Now that the U.S. Census Bureau has announced its reapportionment data, we are entering what I like to term, "redistricting season."
Every ten years we count how many people live in our country. Then we draw lines that are intended to ensure that citizens are fairly represented in the House of Representatives. Simply put, if you're one person, you should get one vote. No more, no less.
But here's the rub. Those lines can also help political parties increase their power. The party in charge of drawing district lines can, and often does, try to draw members of the opposing party right out of their districts. Is there one, very strongly Democratic district? Why not split it into two and see if you can get a Republican in there? Partisan wrangling seems to be an ever-present facet of the redistricting process.

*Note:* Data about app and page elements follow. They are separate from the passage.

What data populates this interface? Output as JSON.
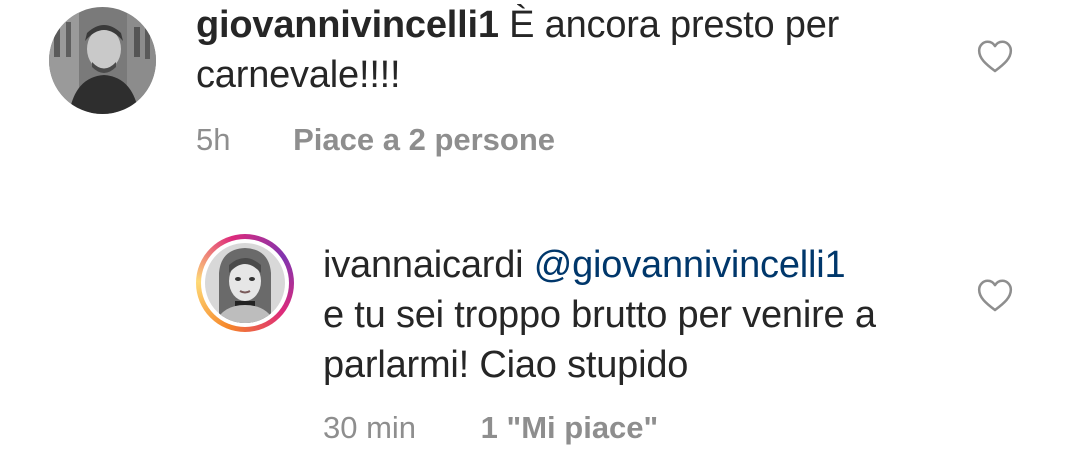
{
  "comments": [
    {
      "username": "giovannivincelli1",
      "text_line1": " È ancora presto per",
      "text_line2": "carnevale!!!!",
      "time": "5h",
      "likes": "Piace a 2 persone",
      "avatar_icon": "profile-photo-icon",
      "like_icon": "heart-outline-icon"
    },
    {
      "username": "ivannaicardi",
      "mention": "@giovannivincelli1",
      "text_line2": "e tu sei troppo brutto per venire a",
      "text_line3": "parlarmi! Ciao stupido",
      "time": "30 min",
      "likes": "1 \"Mi piace\"",
      "avatar_icon": "profile-photo-icon",
      "like_icon": "heart-outline-icon"
    }
  ],
  "colors": {
    "text": "#262626",
    "secondary": "#8e8e8e",
    "mention": "#00376b",
    "background": "#ffffff"
  }
}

In so-called "swing states" like Michigan, Ohio and Pennsylvania, redistricting could make a big difference. Those three states have two things in common. First, due to changes in population they will loose representatives. Second, Republicans control the state government, and hence the redistricting process.
Is there any recourse for the party that is not in power?

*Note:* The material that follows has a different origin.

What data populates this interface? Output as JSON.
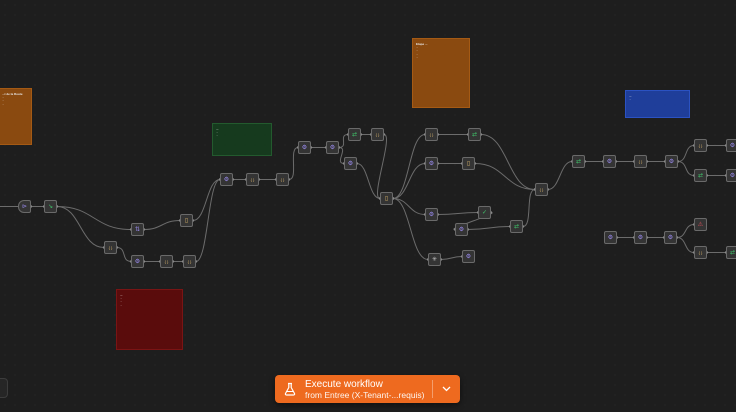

Why yes. The 1965 Voting Rights Act. To give a terribly general explanation of this federal law, it says, in sum, that the states should not obstruct minority voting rights by doing things like drawing congressional district which split up "majority-minority" districts.

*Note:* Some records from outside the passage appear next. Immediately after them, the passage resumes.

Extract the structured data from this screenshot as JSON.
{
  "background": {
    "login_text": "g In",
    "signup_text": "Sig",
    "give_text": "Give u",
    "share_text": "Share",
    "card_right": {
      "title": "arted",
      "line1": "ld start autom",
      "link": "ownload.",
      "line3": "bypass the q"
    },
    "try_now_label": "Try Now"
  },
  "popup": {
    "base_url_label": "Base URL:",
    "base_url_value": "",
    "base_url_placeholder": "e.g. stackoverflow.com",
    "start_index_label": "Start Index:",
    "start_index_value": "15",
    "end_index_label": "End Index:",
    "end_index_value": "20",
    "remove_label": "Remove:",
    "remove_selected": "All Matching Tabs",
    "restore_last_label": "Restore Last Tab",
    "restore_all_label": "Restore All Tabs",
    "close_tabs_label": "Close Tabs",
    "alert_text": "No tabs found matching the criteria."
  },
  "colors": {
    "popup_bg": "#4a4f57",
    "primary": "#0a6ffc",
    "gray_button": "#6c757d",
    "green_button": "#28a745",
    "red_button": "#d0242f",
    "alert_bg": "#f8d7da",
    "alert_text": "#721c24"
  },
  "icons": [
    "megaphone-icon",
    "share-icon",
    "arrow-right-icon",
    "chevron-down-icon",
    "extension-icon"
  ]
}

For instance, the lines drawn in Detroit, Cleveland and many parts of Texas could not only help to solidify Republican power, but could also erase some minority districts. For this reason, those drawing the lines must tread lightly in order to avoid drawing impermissible lines. As a side note, based on redistricting in Cleveland we may soon be throwing a farewell party to Congressmen, and sometimes Presidential candidate, Dennis Kucinich.
Many eyes will be on Texas, where the state picked up four representatives in large part because of population growth in Hispanic communities. Democrats contend that the areas of growth typically support Democrats, while, predictably, Republicans claim just the opposite. Republicans, in control of the redistricting process, could likely draw districts that strengthen their own hold in the Lone Star State. It is well worth noting, however, that Texas is one of more than a dozen states that under the Voting Rights Act must get the stamp of approval from the (now Democratically controlled) Justice Department before their districts are drawn.
History could indicate that President Obama's justice department may wish to steer clear of this bloody war, but as they say, only time (and line drawing) will tell.